How fast is fast enough? Manufacturers of wireless networking gear tend to have a simple answer: "Whatever we just put on sale." But the picture is always more complicated.

On one hand, WiFi networks send data faster than can any cable or digital-subscriber-line Internet connection, which can make even slow WiFi feel fast to the uninitiated. On the other hand, WiFi never runs as fast as advertised. And so the reality may not come clear until after a long period of tweaking and puzzlement.

We spent two weeks putting three forms of WiFi -- 802.11b, the kind most people use, and two faster versions, 802.11a and 802.11g -- through their paces, testing eight access points and receiver cards.

The reviewed hardware included two 802.11b devices (Netgear's MR814 access point and MA401 card), three 802.11g units (Apple's AirPort Extreme base station and card, and Netgear's WG602 access point), two tri-mode a/b/g components (Linksys's WPC55AG access point and Netgear's WAG511 card) and one dual-mode 802.11a/b access point (D-Link's DI-764).

We set up basic WiFi networks and timed how long each took to transmit a 40.8-megabyte file.

The test environment was a two-story wood-frame house, vintage 1935. Why is this relevant? WiFi signals weaken not just over distance but also as they pass through physical objects such as walls, ceilings and fireplaces. In our tests, those obstructions outweighed distance in attenuating a WiFi signal. When the connection gets sufficiently weak -- in our tests, 20 percent of the original strength -- the WiFi hardware will give up on it.

Our benchmark was a wired network built on 100Mbps Ethernet technology, the traditional way to link computers. That moved the test file in 12 seconds every time -- a speed of about 27 million bits per second.

(Networks, wired or not, are amazingly inefficient for many reasons, including the overhead of their communications protocols. As a rule of thumb, real-world performance of half the promised speed is extraordinarily good, and day-to-day reality is likely to be half of that.)

Standard 802.11b WiFi offers a theoretical peak rate of 11Mbps; with access point and receiving laptop in the same room, the file transfer took slightly less than 80 seconds, for a speed of 4Mbps.

Moving that access point one floor away slowed the transfer time to 107.4 seconds (3.2Mbps). At 25 feet and two walls and a floor away, the signal began to fail. WiFi is supposed to work up to 150 feet away, but without an amplified antenna or open ground between access point and receiver, you will probably never see that range.

(Microwave ovens and many cordless phones can "pollute" WiFi's 2.4GHz frequency, which could also explain some of the fluctuations.)

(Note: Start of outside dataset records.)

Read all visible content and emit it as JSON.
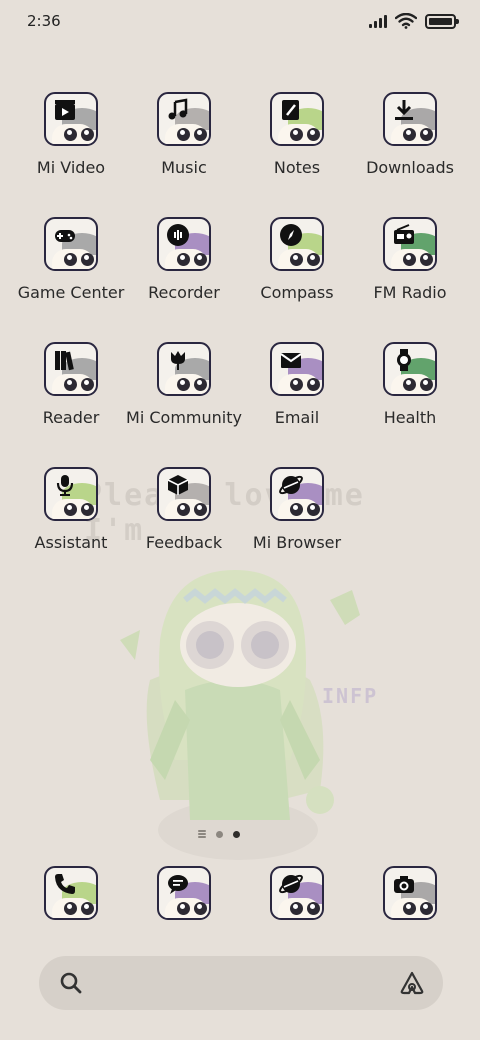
{
  "status_bar": {
    "time": "2:36",
    "icons": [
      "signal-icon",
      "wifi-icon",
      "battery-icon"
    ],
    "battery_level": 1.0
  },
  "wallpaper": {
    "text": "Please love me I'm",
    "tag": "INFP"
  },
  "apps": [
    {
      "label": "Mi Video",
      "icon": "play-icon",
      "hair": "#a9a9a9"
    },
    {
      "label": "Music",
      "icon": "music-note-icon",
      "hair": "#b4b0ae"
    },
    {
      "label": "Notes",
      "icon": "notes-icon",
      "hair": "#b9d58a"
    },
    {
      "label": "Downloads",
      "icon": "download-icon",
      "hair": "#aaa8a8"
    },
    {
      "label": "Game Center",
      "icon": "gamepad-icon",
      "hair": "#a9a9a9"
    },
    {
      "label": "Recorder",
      "icon": "recorder-icon",
      "hair": "#a98fc2"
    },
    {
      "label": "Compass",
      "icon": "compass-icon",
      "hair": "#b9d58a"
    },
    {
      "label": "FM Radio",
      "icon": "radio-icon",
      "hair": "#62a36c"
    },
    {
      "label": "Reader",
      "icon": "books-icon",
      "hair": "#a9a9a9"
    },
    {
      "label": "Mi Community",
      "icon": "tulip-icon",
      "hair": "#a9a9a9"
    },
    {
      "label": "Email",
      "icon": "envelope-icon",
      "hair": "#a98fc2"
    },
    {
      "label": "Health",
      "icon": "watch-icon",
      "hair": "#62a36c"
    },
    {
      "label": "Assistant",
      "icon": "microphone-icon",
      "hair": "#b9d58a"
    },
    {
      "label": "Feedback",
      "icon": "box-icon",
      "hair": "#b4b0ae"
    },
    {
      "label": "Mi Browser",
      "icon": "planet-icon",
      "hair": "#a98fc2"
    }
  ],
  "dock": [
    {
      "name": "phone",
      "icon": "phone-icon",
      "hair": "#b9d58a"
    },
    {
      "name": "messages",
      "icon": "message-icon",
      "hair": "#a98fc2"
    },
    {
      "name": "browser",
      "icon": "planet-icon",
      "hair": "#a98fc2"
    },
    {
      "name": "camera",
      "icon": "camera-icon",
      "hair": "#aaa8a8"
    }
  ],
  "page_indicator": {
    "pages": 3,
    "active": 2
  },
  "search": {
    "icons": [
      "search-icon",
      "assistant-icon"
    ]
  }
}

The two newer technologies, 802.11a and 802.11g, advertise a top speed of 54Mbps but require different trade-offs. The 802.11a technology employs the less-crowded 5.4GHz radio frequency to reduce the odds of interference but doesn't work with other WiFi gear (the D-Link "a" access point got around this incompatibility by adding a separate "b" transmitter). The 802.11g technology uses the same frequency as 802.11b and thus can talk to "b" hardware.

Both new arrivals command a premium over regular WiFi hardware, but "a" costs about twice as much, while "g" tends to cost 50 percent more. The novelty of 802.11g also means that "g" units from different vendors may not cooperate or may need firmware upgrades after the standard is finalized.

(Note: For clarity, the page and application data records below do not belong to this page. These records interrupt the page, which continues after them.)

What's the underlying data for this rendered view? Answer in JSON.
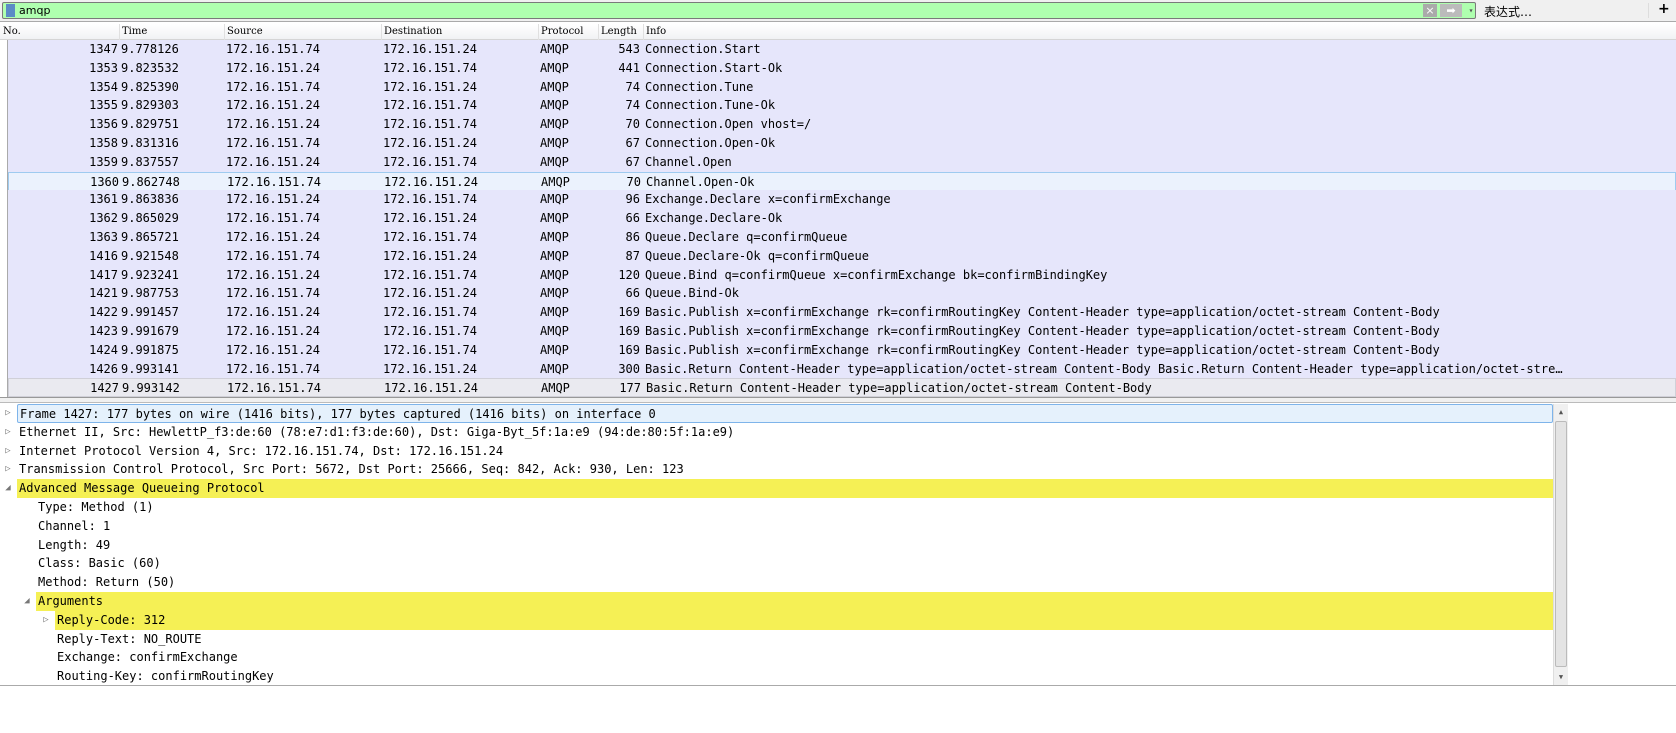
{
  "filter": {
    "value": "amqp",
    "clear_icon": "×",
    "apply_icon": "➡",
    "dropdown_icon": "▾",
    "expression_label": "表达式…",
    "add_label": "+"
  },
  "columns": [
    "No.",
    "Time",
    "Source",
    "Destination",
    "Protocol",
    "Length",
    "Info"
  ],
  "packets": [
    {
      "no": "1347",
      "time": "9.778126",
      "src": "172.16.151.74",
      "dst": "172.16.151.24",
      "proto": "AMQP",
      "len": "543",
      "info": "Connection.Start"
    },
    {
      "no": "1353",
      "time": "9.823532",
      "src": "172.16.151.24",
      "dst": "172.16.151.74",
      "proto": "AMQP",
      "len": "441",
      "info": "Connection.Start-Ok"
    },
    {
      "no": "1354",
      "time": "9.825390",
      "src": "172.16.151.74",
      "dst": "172.16.151.24",
      "proto": "AMQP",
      "len": "74",
      "info": "Connection.Tune"
    },
    {
      "no": "1355",
      "time": "9.829303",
      "src": "172.16.151.24",
      "dst": "172.16.151.74",
      "proto": "AMQP",
      "len": "74",
      "info": "Connection.Tune-Ok"
    },
    {
      "no": "1356",
      "time": "9.829751",
      "src": "172.16.151.24",
      "dst": "172.16.151.74",
      "proto": "AMQP",
      "len": "70",
      "info": "Connection.Open vhost=/"
    },
    {
      "no": "1358",
      "time": "9.831316",
      "src": "172.16.151.74",
      "dst": "172.16.151.24",
      "proto": "AMQP",
      "len": "67",
      "info": "Connection.Open-Ok"
    },
    {
      "no": "1359",
      "time": "9.837557",
      "src": "172.16.151.24",
      "dst": "172.16.151.74",
      "proto": "AMQP",
      "len": "67",
      "info": "Channel.Open"
    },
    {
      "no": "1360",
      "time": "9.862748",
      "src": "172.16.151.74",
      "dst": "172.16.151.24",
      "proto": "AMQP",
      "len": "70",
      "info": "Channel.Open-Ok"
    },
    {
      "no": "1361",
      "time": "9.863836",
      "src": "172.16.151.24",
      "dst": "172.16.151.74",
      "proto": "AMQP",
      "len": "96",
      "info": "Exchange.Declare x=confirmExchange"
    },
    {
      "no": "1362",
      "time": "9.865029",
      "src": "172.16.151.74",
      "dst": "172.16.151.24",
      "proto": "AMQP",
      "len": "66",
      "info": "Exchange.Declare-Ok"
    },
    {
      "no": "1363",
      "time": "9.865721",
      "src": "172.16.151.24",
      "dst": "172.16.151.74",
      "proto": "AMQP",
      "len": "86",
      "info": "Queue.Declare q=confirmQueue"
    },
    {
      "no": "1416",
      "time": "9.921548",
      "src": "172.16.151.74",
      "dst": "172.16.151.24",
      "proto": "AMQP",
      "len": "87",
      "info": "Queue.Declare-Ok q=confirmQueue"
    },
    {
      "no": "1417",
      "time": "9.923241",
      "src": "172.16.151.24",
      "dst": "172.16.151.74",
      "proto": "AMQP",
      "len": "120",
      "info": "Queue.Bind q=confirmQueue x=confirmExchange bk=confirmBindingKey"
    },
    {
      "no": "1421",
      "time": "9.987753",
      "src": "172.16.151.74",
      "dst": "172.16.151.24",
      "proto": "AMQP",
      "len": "66",
      "info": "Queue.Bind-Ok"
    },
    {
      "no": "1422",
      "time": "9.991457",
      "src": "172.16.151.24",
      "dst": "172.16.151.74",
      "proto": "AMQP",
      "len": "169",
      "info": "Basic.Publish x=confirmExchange rk=confirmRoutingKey Content-Header type=application/octet-stream Content-Body"
    },
    {
      "no": "1423",
      "time": "9.991679",
      "src": "172.16.151.24",
      "dst": "172.16.151.74",
      "proto": "AMQP",
      "len": "169",
      "info": "Basic.Publish x=confirmExchange rk=confirmRoutingKey Content-Header type=application/octet-stream Content-Body"
    },
    {
      "no": "1424",
      "time": "9.991875",
      "src": "172.16.151.24",
      "dst": "172.16.151.74",
      "proto": "AMQP",
      "len": "169",
      "info": "Basic.Publish x=confirmExchange rk=confirmRoutingKey Content-Header type=application/octet-stream Content-Body"
    },
    {
      "no": "1426",
      "time": "9.993141",
      "src": "172.16.151.74",
      "dst": "172.16.151.24",
      "proto": "AMQP",
      "len": "300",
      "info": "Basic.Return Content-Header type=application/octet-stream Content-Body Basic.Return Content-Header type=application/octet-stream Content-Body"
    },
    {
      "no": "1427",
      "time": "9.993142",
      "src": "172.16.151.74",
      "dst": "172.16.151.24",
      "proto": "AMQP",
      "len": "177",
      "info": "Basic.Return Content-Header type=application/octet-stream Content-Body"
    }
  ],
  "details": [
    {
      "text": "Frame 1427: 177 bytes on wire (1416 bits), 177 bytes captured (1416 bits) on interface 0",
      "level": 0,
      "tw": "▷",
      "style": "frame"
    },
    {
      "text": "Ethernet II, Src: HewlettP_f3:de:60 (78:e7:d1:f3:de:60), Dst: Giga-Byt_5f:1a:e9 (94:de:80:5f:1a:e9)",
      "level": 0,
      "tw": "▷",
      "style": ""
    },
    {
      "text": "Internet Protocol Version 4, Src: 172.16.151.74, Dst: 172.16.151.24",
      "level": 0,
      "tw": "▷",
      "style": ""
    },
    {
      "text": "Transmission Control Protocol, Src Port: 5672, Dst Port: 25666, Seq: 842, Ack: 930, Len: 123",
      "level": 0,
      "tw": "▷",
      "style": ""
    },
    {
      "text": "Advanced Message Queueing Protocol",
      "level": 0,
      "tw": "◢",
      "style": "hl"
    },
    {
      "text": "Type: Method (1)",
      "level": 1,
      "tw": "",
      "style": ""
    },
    {
      "text": "Channel: 1",
      "level": 1,
      "tw": "",
      "style": ""
    },
    {
      "text": "Length: 49",
      "level": 1,
      "tw": "",
      "style": ""
    },
    {
      "text": "Class: Basic (60)",
      "level": 1,
      "tw": "",
      "style": ""
    },
    {
      "text": "Method: Return (50)",
      "level": 1,
      "tw": "",
      "style": ""
    },
    {
      "text": "Arguments",
      "level": 1,
      "tw": "◢",
      "style": "hl"
    },
    {
      "text": "Reply-Code: 312",
      "level": 2,
      "tw": "▷",
      "style": "hl"
    },
    {
      "text": "Reply-Text: NO_ROUTE",
      "level": 2,
      "tw": "",
      "style": ""
    },
    {
      "text": "Exchange: confirmExchange",
      "level": 2,
      "tw": "",
      "style": ""
    },
    {
      "text": "Routing-Key: confirmRoutingKey",
      "level": 2,
      "tw": "",
      "style": ""
    }
  ],
  "scrollbar": {
    "up_icon": "▲",
    "down_icon": "▼"
  }
}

The speed improvements both technologies promise are real. In the same room, the 40MB test file zipped across in 23.9 seconds under "a" (13.6 Mbps) and 26.6 seconds under "g" (12 Mbps). Two rooms away, 802.11a ran at 10.4Mbps, but 802.11g had slowed to 6.4Mbps. In the den, where the "b" receivers reached their limit, both "a" and "g" hardware sustained a 4Mbps connection.

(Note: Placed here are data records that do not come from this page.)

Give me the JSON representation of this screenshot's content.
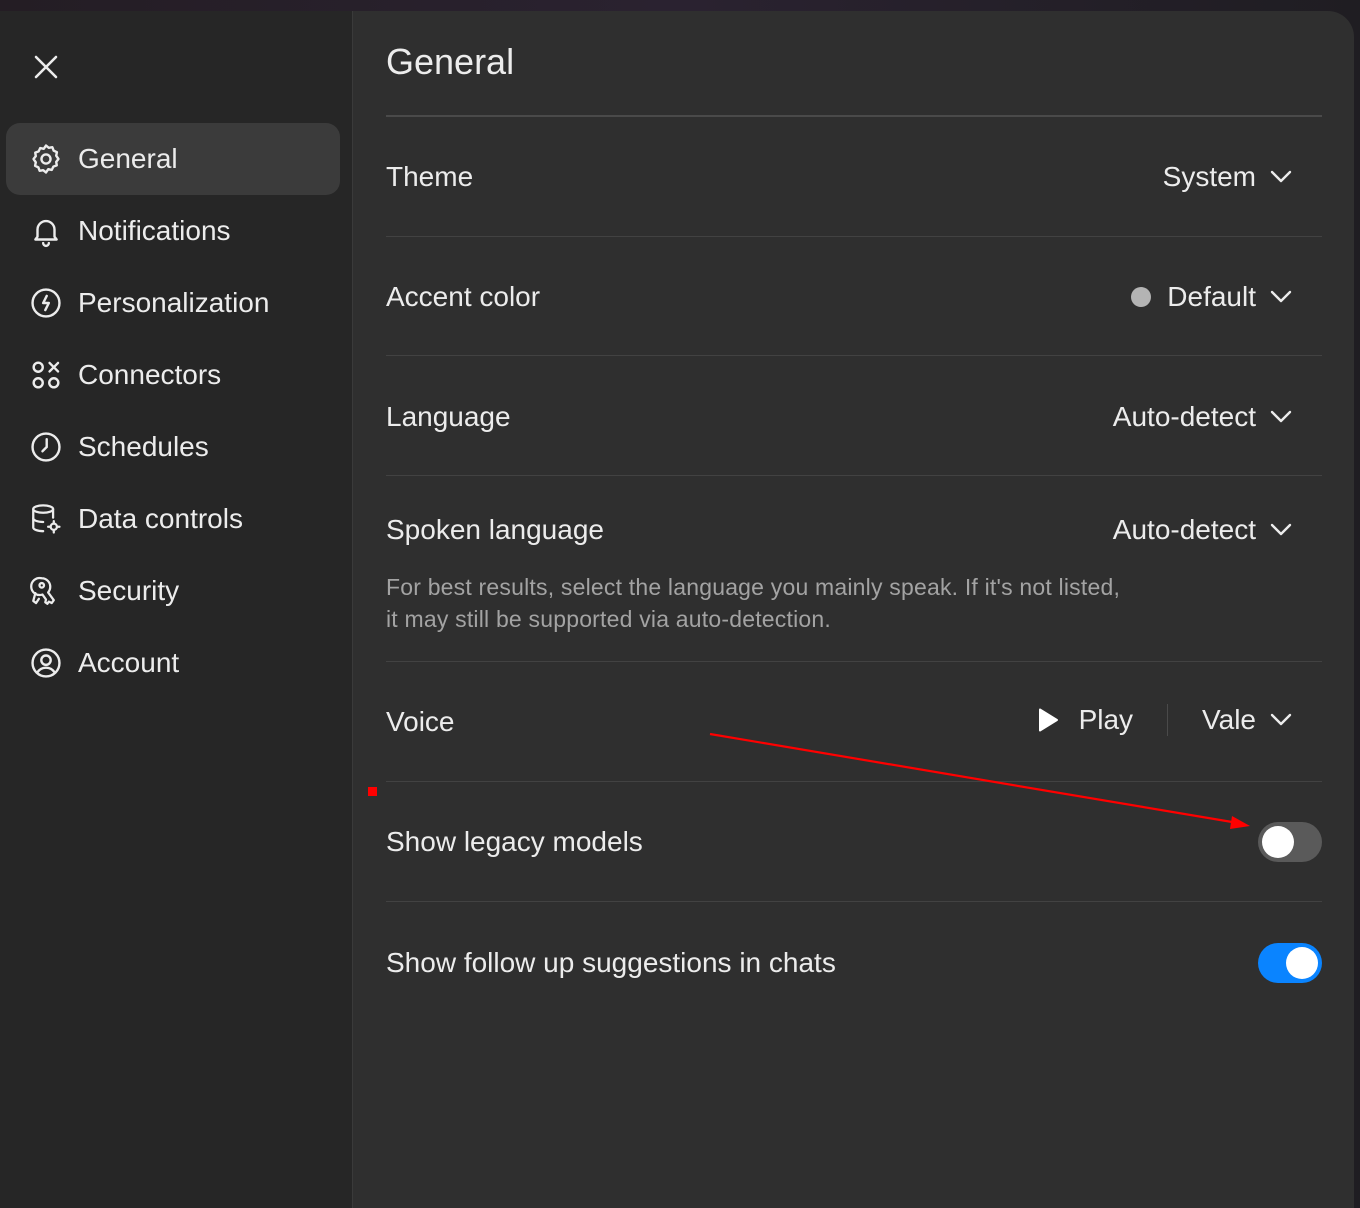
{
  "sidebar": {
    "items": [
      {
        "label": "General",
        "icon": "gear-icon",
        "active": true
      },
      {
        "label": "Notifications",
        "icon": "bell-icon",
        "active": false
      },
      {
        "label": "Personalization",
        "icon": "personalization-icon",
        "active": false
      },
      {
        "label": "Connectors",
        "icon": "connectors-icon",
        "active": false
      },
      {
        "label": "Schedules",
        "icon": "clock-icon",
        "active": false
      },
      {
        "label": "Data controls",
        "icon": "database-gear-icon",
        "active": false
      },
      {
        "label": "Security",
        "icon": "security-key-icon",
        "active": false
      },
      {
        "label": "Account",
        "icon": "user-circle-icon",
        "active": false
      }
    ]
  },
  "main": {
    "title": "General",
    "theme": {
      "label": "Theme",
      "value": "System"
    },
    "accent_color": {
      "label": "Accent color",
      "value": "Default",
      "swatch": "#b4b4b4"
    },
    "language": {
      "label": "Language",
      "value": "Auto-detect"
    },
    "spoken_language": {
      "label": "Spoken language",
      "value": "Auto-detect",
      "help_line1": "For best results, select the language you mainly speak. If it's not listed,",
      "help_line2": "it may still be supported via auto-detection."
    },
    "voice": {
      "label": "Voice",
      "play_label": "Play",
      "value": "Vale"
    },
    "legacy_models": {
      "label": "Show legacy models",
      "enabled": false
    },
    "follow_up": {
      "label": "Show follow up suggestions in chats",
      "enabled": true
    }
  },
  "colors": {
    "toggle_on": "#0a84ff",
    "annotation": "#ff0000"
  }
}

If speed alone is a priority, then consider that 802.11a hardware consistently performed about a third better than 802.11g in these tests.

Useful 802.11g connectivity ended about 67 feet, one interior and one exterior wall away, while the "a" network reached about five feet farther. This result confounded our expectations; most reports have found that 802.11a's range falls short of 802.11g's. Interference from other 2.4GHz devices in this and neighboring houses might explain that discrepancy.

The bottom line? The 802.11b technology does fine for most local networking, as long as huge file transfers don't happen often. After all, its real-world speed still outpaces a broadband connection. The 802.11a technology works quite well, but once the 802.11g standard is settled later this year, this technology's better compatibility will make it the obvious choice.

In the meantime, almost anybody can improve the performance of a WiFi network just by rethinking the placement of its access point. Our initial test installation had an access point parked next to the DSL modem in the downstairs office, resulting in sluggish performance upstairs. Whatever version of WiFi we used would have worked better if the hardware had been planted higher up, in a more central part of the house.